Bringing a sliver of joy in dark times
Devastated. Shocked. Deserted. Thankful.
These are just a few of the words used by four Red Cross volunteers from Douglas County after being deployed to Texas for Hurricane Harvey and to Florida for Hurricane Irma.
Each of the volunteers have unique stories to tell from their experiences and all said their deployments were worthwhile and that they feel privileged to have had the opportunity to serve the people and communities that suffered through these two horrific weather events.
Two of the Red Cross volunteers were deployed to Florida — Kathy Johnson of Osakis and Suzanne Sudmeier of Alexandria. The other two were deployed to Texas — Rich Solheid and Juanita Bolinger, both of Alexandria.
Johnson arrived in Orlando, Florida on Sept. 6, prior to Hurricane Irma, which ended up hitting the area she was at on Sept. 10. She was first in Sarasota, Florida, preparing an evacuation shelter. After the storm passed through, Johnson said a group of Red Cross volunteers moved to North Fort Myers, Florida to what she described as an "aftermath" shelter.
"Hearing the hurricane pass over was intense," Johnson said. "The music from the movie, 'Jaws' kept playing in my head.
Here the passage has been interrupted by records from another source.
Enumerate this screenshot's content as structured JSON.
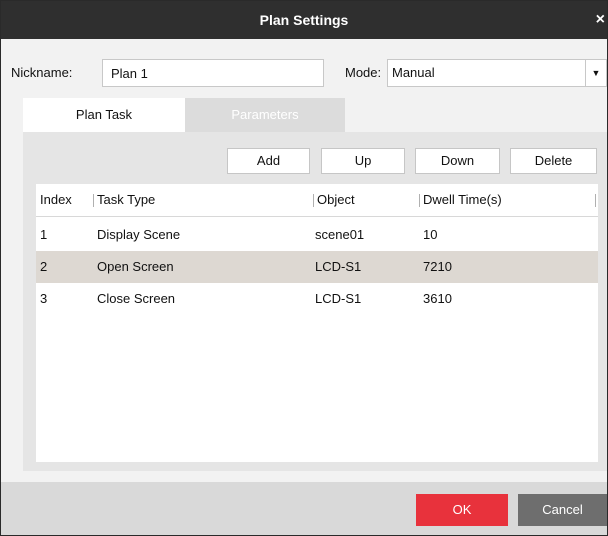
{
  "dialog": {
    "title": "Plan Settings",
    "close_glyph": "×"
  },
  "form": {
    "nickname_label": "Nickname:",
    "nickname_value": "Plan 1",
    "mode_label": "Mode:",
    "mode_value": "Manual"
  },
  "tabs": [
    {
      "label": "Plan Task",
      "active": true
    },
    {
      "label": "Parameters",
      "active": false
    }
  ],
  "toolbar": {
    "add": "Add",
    "up": "Up",
    "down": "Down",
    "delete": "Delete"
  },
  "table": {
    "columns": [
      "Index",
      "Task Type",
      "Object",
      "Dwell Time(s)"
    ],
    "rows": [
      {
        "index": "1",
        "task_type": "Display Scene",
        "object": "scene01",
        "dwell": "10",
        "selected": false
      },
      {
        "index": "2",
        "task_type": "Open Screen",
        "object": "LCD-S1",
        "dwell": "7210",
        "selected": true
      },
      {
        "index": "3",
        "task_type": "Close Screen",
        "object": "LCD-S1",
        "dwell": "3610",
        "selected": false
      }
    ]
  },
  "footer": {
    "ok": "OK",
    "cancel": "Cancel"
  },
  "colors": {
    "titlebar": "#2f2f2f",
    "ok_button": "#e8323c",
    "cancel_button": "#6e6e6e",
    "selected_row": "#ddd8d2"
  },
  "icons": {
    "close": "close-icon",
    "dropdown": "chevron-down-icon"
  }
}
The storm was downgraded right before Sarasota, turning inland. I wasn't afraid, as I was confident the Red Cross put us in a safe place."
Her duties were in health services as a nurse, but she also assisted with the sheltering needs. She stayed at a recreation center in Fort Myers for about 10 days. She said on average there were about 200 people in the center.
The last five days she was there, she served meals out of an emergency response vehicle to neighborhoods that were hit the worse. They fed between 200-250 people each meal.
Johnson said when her group moved from Sarasota to North Fort Myers, which was Monday after the storm, it was "deserted and quiet," except for the emergency vehicles, utility repair trucks and the Red Cross vehicles.
"Traveling was slow and difficult due to debris, trees and water-covered roads, along with a widespread power outage," said Johnson.
This was Johnson's first deployment since retiring last summer and going through the rigorous Red Cross training. She said she felt fortunate that she was able to serve in three different capacities — evacuation sheltering, aftermath sheltering and serving meals in the ERV.
When asked to clear up any misconceptions people may have about the Red Cross, Johnson shared some advice. "The social media gossipers should turn off their computers and get out and volunteer," Johnson said. "Just consider all the details and the vast area that Red Cross serves. More help is always needed."
Johnson said she will serve again when the need arises but that for now, she plans to "rest up a bit first."
"I've learned that you can't fix everything right now," she said, "but to soften the blow of devastation with an act of kindness, a listening ear, respect for everyone and attempt to bring the glisten of joy during those dark times, well, then, I've accomplished the Red Cross mission and it feels good."
For details about the experiences of the other Red Cross volunteers — Solheid, Sudmeier and Bolinger — see this week's Echo Press.